Once more, print the records exactly as given.

:::::

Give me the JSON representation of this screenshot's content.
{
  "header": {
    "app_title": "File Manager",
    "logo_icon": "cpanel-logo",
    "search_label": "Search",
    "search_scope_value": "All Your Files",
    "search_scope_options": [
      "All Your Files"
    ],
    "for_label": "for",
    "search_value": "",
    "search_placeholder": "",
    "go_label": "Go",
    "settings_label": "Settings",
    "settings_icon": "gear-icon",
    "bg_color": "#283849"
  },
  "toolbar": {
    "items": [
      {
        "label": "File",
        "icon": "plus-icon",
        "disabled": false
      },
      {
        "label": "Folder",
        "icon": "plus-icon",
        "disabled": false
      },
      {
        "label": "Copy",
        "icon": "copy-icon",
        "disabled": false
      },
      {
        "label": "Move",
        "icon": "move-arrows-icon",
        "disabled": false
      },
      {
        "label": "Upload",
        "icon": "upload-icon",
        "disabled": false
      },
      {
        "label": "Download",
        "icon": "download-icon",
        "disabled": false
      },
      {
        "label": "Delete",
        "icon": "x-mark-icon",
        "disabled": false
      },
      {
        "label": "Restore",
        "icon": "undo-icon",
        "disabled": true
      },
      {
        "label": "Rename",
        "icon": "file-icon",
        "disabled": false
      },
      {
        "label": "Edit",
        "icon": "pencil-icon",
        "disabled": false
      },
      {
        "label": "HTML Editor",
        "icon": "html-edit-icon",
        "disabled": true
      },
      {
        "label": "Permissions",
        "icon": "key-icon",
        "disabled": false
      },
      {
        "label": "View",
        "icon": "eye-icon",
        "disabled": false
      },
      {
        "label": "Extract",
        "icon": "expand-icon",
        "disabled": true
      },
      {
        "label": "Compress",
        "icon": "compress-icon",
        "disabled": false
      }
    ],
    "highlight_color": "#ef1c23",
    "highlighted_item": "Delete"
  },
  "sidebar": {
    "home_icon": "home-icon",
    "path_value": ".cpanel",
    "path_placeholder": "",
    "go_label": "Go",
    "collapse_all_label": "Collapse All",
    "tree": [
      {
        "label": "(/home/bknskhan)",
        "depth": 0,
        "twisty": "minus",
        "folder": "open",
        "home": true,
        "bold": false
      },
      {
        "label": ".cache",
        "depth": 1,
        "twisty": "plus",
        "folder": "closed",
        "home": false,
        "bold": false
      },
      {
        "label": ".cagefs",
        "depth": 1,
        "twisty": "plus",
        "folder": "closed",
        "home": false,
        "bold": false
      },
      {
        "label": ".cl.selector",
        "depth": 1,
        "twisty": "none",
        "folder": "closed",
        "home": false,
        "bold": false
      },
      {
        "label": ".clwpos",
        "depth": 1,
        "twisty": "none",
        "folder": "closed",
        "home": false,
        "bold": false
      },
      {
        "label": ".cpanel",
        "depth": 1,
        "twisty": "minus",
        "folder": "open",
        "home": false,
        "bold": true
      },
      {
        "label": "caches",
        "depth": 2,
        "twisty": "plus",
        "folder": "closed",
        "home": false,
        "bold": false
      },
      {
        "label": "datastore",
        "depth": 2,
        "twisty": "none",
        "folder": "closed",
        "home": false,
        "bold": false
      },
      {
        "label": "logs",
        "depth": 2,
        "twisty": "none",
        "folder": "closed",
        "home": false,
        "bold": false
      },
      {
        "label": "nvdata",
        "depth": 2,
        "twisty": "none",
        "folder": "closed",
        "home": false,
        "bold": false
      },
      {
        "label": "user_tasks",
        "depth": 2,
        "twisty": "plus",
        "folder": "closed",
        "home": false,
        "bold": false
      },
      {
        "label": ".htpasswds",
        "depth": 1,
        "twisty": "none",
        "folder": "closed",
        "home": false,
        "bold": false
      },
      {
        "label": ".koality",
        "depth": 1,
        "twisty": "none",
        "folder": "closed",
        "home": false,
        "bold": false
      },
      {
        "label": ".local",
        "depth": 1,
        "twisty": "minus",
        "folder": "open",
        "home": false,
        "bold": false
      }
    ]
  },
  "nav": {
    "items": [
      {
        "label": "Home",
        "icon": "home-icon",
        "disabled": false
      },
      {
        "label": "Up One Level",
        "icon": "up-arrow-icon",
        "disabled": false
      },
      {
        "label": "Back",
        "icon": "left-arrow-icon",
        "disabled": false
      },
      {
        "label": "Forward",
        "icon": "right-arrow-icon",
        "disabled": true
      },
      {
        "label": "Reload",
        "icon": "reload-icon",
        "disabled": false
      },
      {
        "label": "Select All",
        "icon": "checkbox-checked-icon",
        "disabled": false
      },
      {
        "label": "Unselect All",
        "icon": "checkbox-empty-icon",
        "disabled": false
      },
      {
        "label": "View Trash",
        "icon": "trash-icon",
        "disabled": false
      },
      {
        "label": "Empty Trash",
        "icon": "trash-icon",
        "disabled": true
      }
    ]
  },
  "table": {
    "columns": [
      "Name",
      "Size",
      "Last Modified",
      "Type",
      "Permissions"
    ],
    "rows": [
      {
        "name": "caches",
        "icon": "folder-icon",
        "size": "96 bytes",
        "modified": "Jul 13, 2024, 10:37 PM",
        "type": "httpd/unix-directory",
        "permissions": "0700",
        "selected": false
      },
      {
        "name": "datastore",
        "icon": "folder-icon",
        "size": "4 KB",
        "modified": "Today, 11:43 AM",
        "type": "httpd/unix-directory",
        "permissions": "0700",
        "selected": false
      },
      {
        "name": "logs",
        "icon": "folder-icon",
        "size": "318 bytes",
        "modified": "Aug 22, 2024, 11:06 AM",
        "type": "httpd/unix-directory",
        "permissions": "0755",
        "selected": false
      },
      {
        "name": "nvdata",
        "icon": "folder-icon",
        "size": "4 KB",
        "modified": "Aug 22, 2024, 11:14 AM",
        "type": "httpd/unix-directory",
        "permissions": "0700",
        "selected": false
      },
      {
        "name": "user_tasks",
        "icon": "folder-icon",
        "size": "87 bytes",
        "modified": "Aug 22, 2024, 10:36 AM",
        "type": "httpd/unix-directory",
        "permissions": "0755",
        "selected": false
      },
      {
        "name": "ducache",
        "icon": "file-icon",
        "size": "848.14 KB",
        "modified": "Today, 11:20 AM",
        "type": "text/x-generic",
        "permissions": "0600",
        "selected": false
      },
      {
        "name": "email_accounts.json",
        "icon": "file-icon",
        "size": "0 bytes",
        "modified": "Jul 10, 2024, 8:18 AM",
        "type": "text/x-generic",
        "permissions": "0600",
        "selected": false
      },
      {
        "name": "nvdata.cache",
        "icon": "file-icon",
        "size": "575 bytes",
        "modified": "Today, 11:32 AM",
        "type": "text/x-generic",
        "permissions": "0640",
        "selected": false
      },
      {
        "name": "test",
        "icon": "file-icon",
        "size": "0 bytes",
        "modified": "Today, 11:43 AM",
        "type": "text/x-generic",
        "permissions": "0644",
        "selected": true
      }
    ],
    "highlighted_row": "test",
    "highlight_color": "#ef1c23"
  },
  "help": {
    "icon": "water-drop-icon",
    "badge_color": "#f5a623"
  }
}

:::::

> _Your response_
Give me the JSON representation of this screenshot's content.
{
  "header": {
    "app_title": "File Manager",
    "logo_icon": "cpanel-logo",
    "search_label": "Search",
    "search_scope_value": "All Your Files",
    "search_scope_options": [
      "All Your Files"
    ],
    "for_label": "for",
    "search_value": "",
    "search_placeholder": "",
    "go_label": "Go",
    "settings_label": "Settings",
    "settings_icon": "gear-icon",
    "bg_color": "#283849"
  },
  "toolbar": {
    "items": [
      {
        "label": "File",
        "icon": "plus-icon",
        "disabled": false
      },
      {
        "label": "Folder",
        "icon": "plus-icon",
        "disabled": false
      },
      {
        "label": "Copy",
        "icon": "copy-icon",
        "disabled": false
      },
      {
        "label": "Move",
        "icon": "move-arrows-icon",
        "disabled": false
      },
      {
        "label": "Upload",
        "icon": "upload-icon",
        "disabled": false
      },
      {
        "label": "Download",
        "icon": "download-icon",
        "disabled": false
      },
      {
        "label": "Delete",
        "icon": "x-mark-icon",
        "disabled": false
      },
      {
        "label": "Restore",
        "icon": "undo-icon",
        "disabled": true
      },
      {
        "label": "Rename",
        "icon": "file-icon",
        "disabled": false
      },
      {
        "label": "Edit",
        "icon": "pencil-icon",
        "disabled": false
      },
      {
        "label": "HTML Editor",
        "icon": "html-edit-icon",
        "disabled": true
      },
      {
        "label": "Permissions",
        "icon": "key-icon",
        "disabled": false
      },
      {
        "label": "View",
        "icon": "eye-icon",
        "disabled": false
      },
      {
        "label": "Extract",
        "icon": "expand-icon",
        "disabled": true
      },
      {
        "label": "Compress",
        "icon": "compress-icon",
        "disabled": false
      }
    ],
    "highlight_color": "#ef1c23",
    "highlighted_item": "Delete"
  },
  "sidebar": {
    "home_icon": "home-icon",
    "path_value": ".cpanel",
    "path_placeholder": "",
    "go_label": "Go",
    "collapse_all_label": "Collapse All",
    "tree": [
      {
        "label": "(/home/bknskhan)",
        "depth": 0,
        "twisty": "minus",
        "folder": "open",
        "home": true,
        "bold": false
      },
      {
        "label": ".cache",
        "depth": 1,
        "twisty": "plus",
        "folder": "closed",
        "home": false,
        "bold": false
      },
      {
        "label": ".cagefs",
        "depth": 1,
        "twisty": "plus",
        "folder": "closed",
        "home": false,
        "bold": false
      },
      {
        "label": ".cl.selector",
        "depth": 1,
        "twisty": "none",
        "folder": "closed",
        "home": false,
        "bold": false
      },
      {
        "label": ".clwpos",
        "depth": 1,
        "twisty": "none",
        "folder": "closed",
        "home": false,
        "bold": false
      },
      {
        "label": ".cpanel",
        "depth": 1,
        "twisty": "minus",
        "folder": "open",
        "home": false,
        "bold": true
      },
      {
        "label": "caches",
        "depth": 2,
        "twisty": "plus",
        "folder": "closed",
        "home": false,
        "bold": false
      },
      {
        "label": "datastore",
        "depth": 2,
        "twisty": "none",
        "folder": "closed",
        "home": false,
        "bold": false
      },
      {
        "label": "logs",
        "depth": 2,
        "twisty": "none",
        "folder": "closed",
        "home": false,
        "bold": false
      },
      {
        "label": "nvdata",
        "depth": 2,
        "twisty": "none",
        "folder": "closed",
        "home": false,
        "bold": false
      },
      {
        "label": "user_tasks",
        "depth": 2,
        "twisty": "plus",
        "folder": "closed",
        "home": false,
        "bold": false
      },
      {
        "label": ".htpasswds",
        "depth": 1,
        "twisty": "none",
        "folder": "closed",
        "home": false,
        "bold": false
      },
      {
        "label": ".koality",
        "depth": 1,
        "twisty": "none",
        "folder": "closed",
        "home": false,
        "bold": false
      },
      {
        "label": ".local",
        "depth": 1,
        "twisty": "minus",
        "folder": "open",
        "home": false,
        "bold": false
      }
    ]
  },
  "nav": {
    "items": [
      {
        "label": "Home",
        "icon": "home-icon",
        "disabled": false
      },
      {
        "label": "Up One Level",
        "icon": "up-arrow-icon",
        "disabled": false
      },
      {
        "label": "Back",
        "icon": "left-arrow-icon",
        "disabled": false
      },
      {
        "label": "Forward",
        "icon": "right-arrow-icon",
        "disabled": true
      },
      {
        "label": "Reload",
        "icon": "reload-icon",
        "disabled": false
      },
      {
        "label": "Select All",
        "icon": "checkbox-checked-icon",
        "disabled": false
      },
      {
        "label": "Unselect All",
        "icon": "checkbox-empty-icon",
        "disabled": false
      },
      {
        "label": "View Trash",
        "icon": "trash-icon",
        "disabled": false
      },
      {
        "label": "Empty Trash",
        "icon": "trash-icon",
        "disabled": true
      }
    ]
  },
  "table": {
    "columns": [
      "Name",
      "Size",
      "Last Modified",
      "Type",
      "Permissions"
    ],
    "rows": [
      {
        "name": "caches",
        "icon": "folder-icon",
        "size": "96 bytes",
        "modified": "Jul 13, 2024, 10:37 PM",
        "type": "httpd/unix-directory",
        "permissions": "0700",
        "selected": false
      },
      {
        "name": "datastore",
        "icon": "folder-icon",
        "size": "4 KB",
        "modified": "Today, 11:43 AM",
        "type": "httpd/unix-directory",
        "permissions": "0700",
        "selected": false
      },
      {
        "name": "logs",
        "icon": "folder-icon",
        "size": "318 bytes",
        "modified": "Aug 22, 2024, 11:06 AM",
        "type": "httpd/unix-directory",
        "permissions": "0755",
        "selected": false
      },
      {
        "name": "nvdata",
        "icon": "folder-icon",
        "size": "4 KB",
        "modified": "Aug 22, 2024, 11:14 AM",
        "type": "httpd/unix-directory",
        "permissions": "0700",
        "selected": false
      },
      {
        "name": "user_tasks",
        "icon": "folder-icon",
        "size": "87 bytes",
        "modified": "Aug 22, 2024, 10:36 AM",
        "type": "httpd/unix-directory",
        "permissions": "0755",
        "selected": false
      },
      {
        "name": "ducache",
        "icon": "file-icon",
        "size": "848.14 KB",
        "modified": "Today, 11:20 AM",
        "type": "text/x-generic",
        "permissions": "0600",
        "selected": false
      },
      {
        "name": "email_accounts.json",
        "icon": "file-icon",
        "size": "0 bytes",
        "modified": "Jul 10, 2024, 8:18 AM",
        "type": "text/x-generic",
        "permissions": "0600",
        "selected": false
      },
      {
        "name": "nvdata.cache",
        "icon": "file-icon",
        "size": "575 bytes",
        "modified": "Today, 11:32 AM",
        "type": "text/x-generic",
        "permissions": "0640",
        "selected": false
      },
      {
        "name": "test",
        "icon": "file-icon",
        "size": "0 bytes",
        "modified": "Today, 11:43 AM",
        "type": "text/x-generic",
        "permissions": "0644",
        "selected": true
      }
    ],
    "highlighted_row": "test",
    "highlight_color": "#ef1c23"
  },
  "help": {
    "icon": "water-drop-icon",
    "badge_color": "#f5a623"
  }
}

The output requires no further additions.